[Start of section]
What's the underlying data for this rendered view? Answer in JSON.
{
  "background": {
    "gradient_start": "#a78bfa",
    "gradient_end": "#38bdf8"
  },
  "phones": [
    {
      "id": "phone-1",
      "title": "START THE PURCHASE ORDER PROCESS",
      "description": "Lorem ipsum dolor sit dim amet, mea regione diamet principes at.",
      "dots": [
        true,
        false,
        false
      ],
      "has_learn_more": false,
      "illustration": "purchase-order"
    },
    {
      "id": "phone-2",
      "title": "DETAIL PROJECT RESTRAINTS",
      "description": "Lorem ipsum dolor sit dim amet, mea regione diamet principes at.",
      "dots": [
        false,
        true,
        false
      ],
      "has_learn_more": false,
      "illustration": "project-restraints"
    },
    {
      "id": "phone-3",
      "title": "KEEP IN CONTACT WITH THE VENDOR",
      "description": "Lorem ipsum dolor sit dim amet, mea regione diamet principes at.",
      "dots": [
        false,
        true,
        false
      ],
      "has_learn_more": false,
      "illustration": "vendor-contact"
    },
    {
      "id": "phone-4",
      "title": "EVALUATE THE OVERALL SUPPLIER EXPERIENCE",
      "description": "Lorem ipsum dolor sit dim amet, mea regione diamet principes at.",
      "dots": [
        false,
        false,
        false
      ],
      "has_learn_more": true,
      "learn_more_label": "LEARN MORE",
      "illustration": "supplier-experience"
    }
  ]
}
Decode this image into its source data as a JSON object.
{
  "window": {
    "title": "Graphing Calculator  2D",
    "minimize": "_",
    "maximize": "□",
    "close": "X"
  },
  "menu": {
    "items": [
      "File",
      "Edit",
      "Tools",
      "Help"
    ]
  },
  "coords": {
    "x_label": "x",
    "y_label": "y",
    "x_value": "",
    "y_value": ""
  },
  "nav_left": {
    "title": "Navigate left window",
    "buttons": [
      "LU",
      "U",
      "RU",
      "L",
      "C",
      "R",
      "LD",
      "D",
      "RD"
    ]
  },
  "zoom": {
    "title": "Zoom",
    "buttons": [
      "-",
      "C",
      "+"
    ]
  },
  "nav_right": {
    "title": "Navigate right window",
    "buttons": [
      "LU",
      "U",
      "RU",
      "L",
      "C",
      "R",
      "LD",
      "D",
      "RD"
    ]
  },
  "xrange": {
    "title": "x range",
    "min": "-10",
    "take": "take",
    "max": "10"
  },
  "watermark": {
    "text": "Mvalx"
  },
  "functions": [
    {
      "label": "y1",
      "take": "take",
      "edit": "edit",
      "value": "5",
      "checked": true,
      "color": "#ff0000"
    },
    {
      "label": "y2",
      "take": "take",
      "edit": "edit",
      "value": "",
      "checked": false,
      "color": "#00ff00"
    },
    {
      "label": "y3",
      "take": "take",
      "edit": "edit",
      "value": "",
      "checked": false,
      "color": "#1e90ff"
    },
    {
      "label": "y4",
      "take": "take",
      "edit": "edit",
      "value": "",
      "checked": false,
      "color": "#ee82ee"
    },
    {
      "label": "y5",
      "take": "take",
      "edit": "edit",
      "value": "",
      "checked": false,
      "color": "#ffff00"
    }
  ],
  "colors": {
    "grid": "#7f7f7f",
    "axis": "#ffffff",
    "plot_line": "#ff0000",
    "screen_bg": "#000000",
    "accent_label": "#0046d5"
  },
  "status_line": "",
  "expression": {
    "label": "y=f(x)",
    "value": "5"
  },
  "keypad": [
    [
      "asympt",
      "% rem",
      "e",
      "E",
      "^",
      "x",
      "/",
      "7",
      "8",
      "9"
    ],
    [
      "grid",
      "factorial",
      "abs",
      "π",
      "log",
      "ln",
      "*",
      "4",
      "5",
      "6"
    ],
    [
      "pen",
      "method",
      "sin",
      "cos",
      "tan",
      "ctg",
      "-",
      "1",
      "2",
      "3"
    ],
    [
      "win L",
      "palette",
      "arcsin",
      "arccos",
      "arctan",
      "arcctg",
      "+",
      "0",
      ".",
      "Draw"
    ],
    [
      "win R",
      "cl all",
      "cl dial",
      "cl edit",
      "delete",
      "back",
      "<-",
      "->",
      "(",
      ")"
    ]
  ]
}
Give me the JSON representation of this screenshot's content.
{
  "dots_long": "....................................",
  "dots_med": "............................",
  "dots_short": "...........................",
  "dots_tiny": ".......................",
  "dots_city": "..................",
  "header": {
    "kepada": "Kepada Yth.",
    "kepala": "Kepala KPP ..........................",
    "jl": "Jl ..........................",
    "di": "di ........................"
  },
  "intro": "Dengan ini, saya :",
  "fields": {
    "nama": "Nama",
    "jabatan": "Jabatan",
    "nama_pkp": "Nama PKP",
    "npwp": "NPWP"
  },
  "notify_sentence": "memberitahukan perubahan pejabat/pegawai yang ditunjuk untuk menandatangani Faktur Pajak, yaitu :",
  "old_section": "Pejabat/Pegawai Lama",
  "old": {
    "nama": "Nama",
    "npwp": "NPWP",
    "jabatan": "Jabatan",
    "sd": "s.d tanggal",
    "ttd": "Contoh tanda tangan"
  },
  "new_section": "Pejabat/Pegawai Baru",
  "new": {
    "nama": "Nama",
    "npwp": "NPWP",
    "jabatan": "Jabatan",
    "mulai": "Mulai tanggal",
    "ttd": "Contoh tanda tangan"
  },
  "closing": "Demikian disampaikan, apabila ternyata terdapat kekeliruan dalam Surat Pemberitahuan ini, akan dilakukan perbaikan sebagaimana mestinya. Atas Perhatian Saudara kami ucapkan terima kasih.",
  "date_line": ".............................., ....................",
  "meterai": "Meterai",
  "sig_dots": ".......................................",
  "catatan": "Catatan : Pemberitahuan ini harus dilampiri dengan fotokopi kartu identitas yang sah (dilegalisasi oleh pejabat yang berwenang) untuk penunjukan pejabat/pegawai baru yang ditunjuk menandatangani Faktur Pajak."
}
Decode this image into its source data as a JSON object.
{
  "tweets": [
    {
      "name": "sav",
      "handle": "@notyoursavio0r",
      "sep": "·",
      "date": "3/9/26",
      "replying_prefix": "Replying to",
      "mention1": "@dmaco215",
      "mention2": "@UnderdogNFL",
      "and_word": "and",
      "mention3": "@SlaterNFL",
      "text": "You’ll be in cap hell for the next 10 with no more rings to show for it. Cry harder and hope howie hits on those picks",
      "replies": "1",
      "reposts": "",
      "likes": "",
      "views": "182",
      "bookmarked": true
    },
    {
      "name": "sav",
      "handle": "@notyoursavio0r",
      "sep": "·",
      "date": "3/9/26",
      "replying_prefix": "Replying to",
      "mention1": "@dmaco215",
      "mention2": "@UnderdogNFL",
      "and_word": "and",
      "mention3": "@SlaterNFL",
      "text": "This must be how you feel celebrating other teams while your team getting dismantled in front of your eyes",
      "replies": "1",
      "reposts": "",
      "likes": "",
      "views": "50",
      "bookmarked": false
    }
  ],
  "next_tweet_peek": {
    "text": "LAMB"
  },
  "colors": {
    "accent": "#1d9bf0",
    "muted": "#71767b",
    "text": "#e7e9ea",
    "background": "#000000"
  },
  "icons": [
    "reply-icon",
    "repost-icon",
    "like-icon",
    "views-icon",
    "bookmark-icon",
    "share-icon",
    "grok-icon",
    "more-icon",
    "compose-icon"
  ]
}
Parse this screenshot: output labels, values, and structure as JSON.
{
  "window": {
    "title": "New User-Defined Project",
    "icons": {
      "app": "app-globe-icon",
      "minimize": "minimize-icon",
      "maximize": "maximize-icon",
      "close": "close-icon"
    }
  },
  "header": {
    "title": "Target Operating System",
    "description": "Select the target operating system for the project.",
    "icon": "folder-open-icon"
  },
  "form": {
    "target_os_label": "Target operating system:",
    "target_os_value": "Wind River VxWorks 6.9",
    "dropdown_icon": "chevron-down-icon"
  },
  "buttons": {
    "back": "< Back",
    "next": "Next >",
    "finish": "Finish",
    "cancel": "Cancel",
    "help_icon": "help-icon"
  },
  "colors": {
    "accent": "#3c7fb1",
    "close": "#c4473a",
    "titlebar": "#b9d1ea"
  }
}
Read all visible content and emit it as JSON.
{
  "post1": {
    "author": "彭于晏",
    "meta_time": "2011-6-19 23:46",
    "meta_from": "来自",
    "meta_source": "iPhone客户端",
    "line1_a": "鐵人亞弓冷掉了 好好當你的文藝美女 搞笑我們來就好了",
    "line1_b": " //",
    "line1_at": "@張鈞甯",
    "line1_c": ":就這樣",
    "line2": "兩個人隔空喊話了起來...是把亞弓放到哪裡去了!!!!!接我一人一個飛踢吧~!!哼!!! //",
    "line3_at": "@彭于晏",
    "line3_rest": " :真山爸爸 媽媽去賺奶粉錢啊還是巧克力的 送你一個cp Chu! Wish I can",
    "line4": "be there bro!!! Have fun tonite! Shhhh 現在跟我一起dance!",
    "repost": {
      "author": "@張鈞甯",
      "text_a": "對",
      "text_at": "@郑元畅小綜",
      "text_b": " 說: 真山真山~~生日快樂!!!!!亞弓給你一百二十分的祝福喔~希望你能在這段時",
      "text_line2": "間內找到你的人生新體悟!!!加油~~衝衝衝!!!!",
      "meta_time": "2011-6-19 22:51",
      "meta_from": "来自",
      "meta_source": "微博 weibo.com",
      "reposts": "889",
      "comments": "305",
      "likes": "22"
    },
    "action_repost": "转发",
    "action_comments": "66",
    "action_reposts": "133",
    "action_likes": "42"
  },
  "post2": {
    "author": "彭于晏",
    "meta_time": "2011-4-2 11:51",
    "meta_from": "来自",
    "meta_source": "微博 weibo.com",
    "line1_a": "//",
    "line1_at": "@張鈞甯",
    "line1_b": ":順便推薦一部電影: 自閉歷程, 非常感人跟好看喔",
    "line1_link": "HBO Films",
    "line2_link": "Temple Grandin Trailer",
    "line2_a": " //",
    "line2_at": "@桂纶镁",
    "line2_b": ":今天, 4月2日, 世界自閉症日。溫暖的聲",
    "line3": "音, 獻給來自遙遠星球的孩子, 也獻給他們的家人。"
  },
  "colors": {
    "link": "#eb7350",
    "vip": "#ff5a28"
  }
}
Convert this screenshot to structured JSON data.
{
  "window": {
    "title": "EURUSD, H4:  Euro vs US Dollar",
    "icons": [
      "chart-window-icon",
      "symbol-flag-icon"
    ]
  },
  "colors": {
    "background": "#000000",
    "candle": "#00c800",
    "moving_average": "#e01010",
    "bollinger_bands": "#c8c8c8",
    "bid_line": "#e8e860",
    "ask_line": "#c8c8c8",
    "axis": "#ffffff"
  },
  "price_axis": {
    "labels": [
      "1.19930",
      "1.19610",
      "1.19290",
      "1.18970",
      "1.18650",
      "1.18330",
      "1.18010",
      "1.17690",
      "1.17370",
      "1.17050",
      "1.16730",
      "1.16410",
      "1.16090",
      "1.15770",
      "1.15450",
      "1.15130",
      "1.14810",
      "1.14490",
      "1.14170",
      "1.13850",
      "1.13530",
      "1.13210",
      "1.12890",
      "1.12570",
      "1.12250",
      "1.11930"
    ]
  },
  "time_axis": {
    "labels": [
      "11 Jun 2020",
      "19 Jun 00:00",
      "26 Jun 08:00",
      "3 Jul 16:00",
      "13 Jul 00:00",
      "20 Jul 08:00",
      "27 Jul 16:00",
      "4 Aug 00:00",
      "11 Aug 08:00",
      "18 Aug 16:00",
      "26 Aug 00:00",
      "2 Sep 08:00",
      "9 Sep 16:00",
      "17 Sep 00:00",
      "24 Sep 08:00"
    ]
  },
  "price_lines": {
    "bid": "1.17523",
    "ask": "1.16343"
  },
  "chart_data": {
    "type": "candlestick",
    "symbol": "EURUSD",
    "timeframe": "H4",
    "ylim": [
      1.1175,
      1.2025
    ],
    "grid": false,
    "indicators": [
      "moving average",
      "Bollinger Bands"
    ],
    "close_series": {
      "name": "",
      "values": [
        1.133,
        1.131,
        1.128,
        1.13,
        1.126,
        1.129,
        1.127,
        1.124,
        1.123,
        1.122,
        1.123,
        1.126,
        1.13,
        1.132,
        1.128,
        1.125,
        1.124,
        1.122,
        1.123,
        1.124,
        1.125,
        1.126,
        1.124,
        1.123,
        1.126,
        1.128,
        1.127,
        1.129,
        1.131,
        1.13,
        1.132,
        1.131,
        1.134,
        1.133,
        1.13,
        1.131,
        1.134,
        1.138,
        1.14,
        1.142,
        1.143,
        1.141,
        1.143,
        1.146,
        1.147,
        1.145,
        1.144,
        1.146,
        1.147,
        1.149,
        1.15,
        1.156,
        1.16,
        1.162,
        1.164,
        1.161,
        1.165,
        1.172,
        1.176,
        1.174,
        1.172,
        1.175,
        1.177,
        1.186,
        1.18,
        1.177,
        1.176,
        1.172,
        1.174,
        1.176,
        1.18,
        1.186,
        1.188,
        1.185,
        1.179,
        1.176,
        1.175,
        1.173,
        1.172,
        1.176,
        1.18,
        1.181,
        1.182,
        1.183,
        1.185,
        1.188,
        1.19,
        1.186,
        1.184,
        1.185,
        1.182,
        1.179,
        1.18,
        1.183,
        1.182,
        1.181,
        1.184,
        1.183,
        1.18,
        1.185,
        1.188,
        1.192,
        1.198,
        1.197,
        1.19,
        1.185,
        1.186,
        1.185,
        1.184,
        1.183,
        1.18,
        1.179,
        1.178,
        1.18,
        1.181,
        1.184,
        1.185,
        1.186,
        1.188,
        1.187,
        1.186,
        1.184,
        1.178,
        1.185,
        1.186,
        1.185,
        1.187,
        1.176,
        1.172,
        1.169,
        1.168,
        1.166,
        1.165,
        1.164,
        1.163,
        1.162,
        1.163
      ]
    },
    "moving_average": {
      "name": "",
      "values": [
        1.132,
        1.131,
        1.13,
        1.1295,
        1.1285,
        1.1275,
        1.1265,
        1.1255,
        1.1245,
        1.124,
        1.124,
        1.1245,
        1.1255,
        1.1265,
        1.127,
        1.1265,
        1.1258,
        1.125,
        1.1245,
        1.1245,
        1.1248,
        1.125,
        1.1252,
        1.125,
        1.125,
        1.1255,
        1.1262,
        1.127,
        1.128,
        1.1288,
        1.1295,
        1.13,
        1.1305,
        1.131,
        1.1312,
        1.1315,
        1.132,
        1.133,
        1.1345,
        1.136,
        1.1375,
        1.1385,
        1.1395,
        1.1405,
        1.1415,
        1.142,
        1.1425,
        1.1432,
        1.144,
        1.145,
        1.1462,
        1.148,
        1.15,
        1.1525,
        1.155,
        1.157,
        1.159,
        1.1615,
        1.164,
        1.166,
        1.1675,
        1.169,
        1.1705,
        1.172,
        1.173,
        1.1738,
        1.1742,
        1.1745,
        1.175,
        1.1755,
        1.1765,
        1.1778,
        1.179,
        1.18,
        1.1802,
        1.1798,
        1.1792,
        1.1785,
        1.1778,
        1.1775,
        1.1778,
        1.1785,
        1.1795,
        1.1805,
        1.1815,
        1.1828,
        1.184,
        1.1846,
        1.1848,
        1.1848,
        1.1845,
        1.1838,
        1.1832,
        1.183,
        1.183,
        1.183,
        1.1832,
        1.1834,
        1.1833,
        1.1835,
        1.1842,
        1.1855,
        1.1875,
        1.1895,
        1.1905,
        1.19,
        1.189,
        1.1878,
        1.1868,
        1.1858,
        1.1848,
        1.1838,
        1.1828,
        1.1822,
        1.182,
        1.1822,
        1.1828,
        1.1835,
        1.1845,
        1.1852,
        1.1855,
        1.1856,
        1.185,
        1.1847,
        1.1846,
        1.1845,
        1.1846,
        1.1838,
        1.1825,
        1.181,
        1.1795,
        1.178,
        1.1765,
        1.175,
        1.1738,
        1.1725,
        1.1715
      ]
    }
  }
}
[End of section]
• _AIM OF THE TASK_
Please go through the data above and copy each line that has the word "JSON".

• _TASK ANSWER_
What's the underlying data for this rendered view? Answer in JSON.
Decode this image into its source data as a JSON object.
Give me the JSON representation of this screenshot's content.
Decode this image into its source data as a JSON object.
Parse this screenshot: output labels, values, and structure as JSON.
Read all visible content and emit it as JSON.
Convert this screenshot to structured JSON data.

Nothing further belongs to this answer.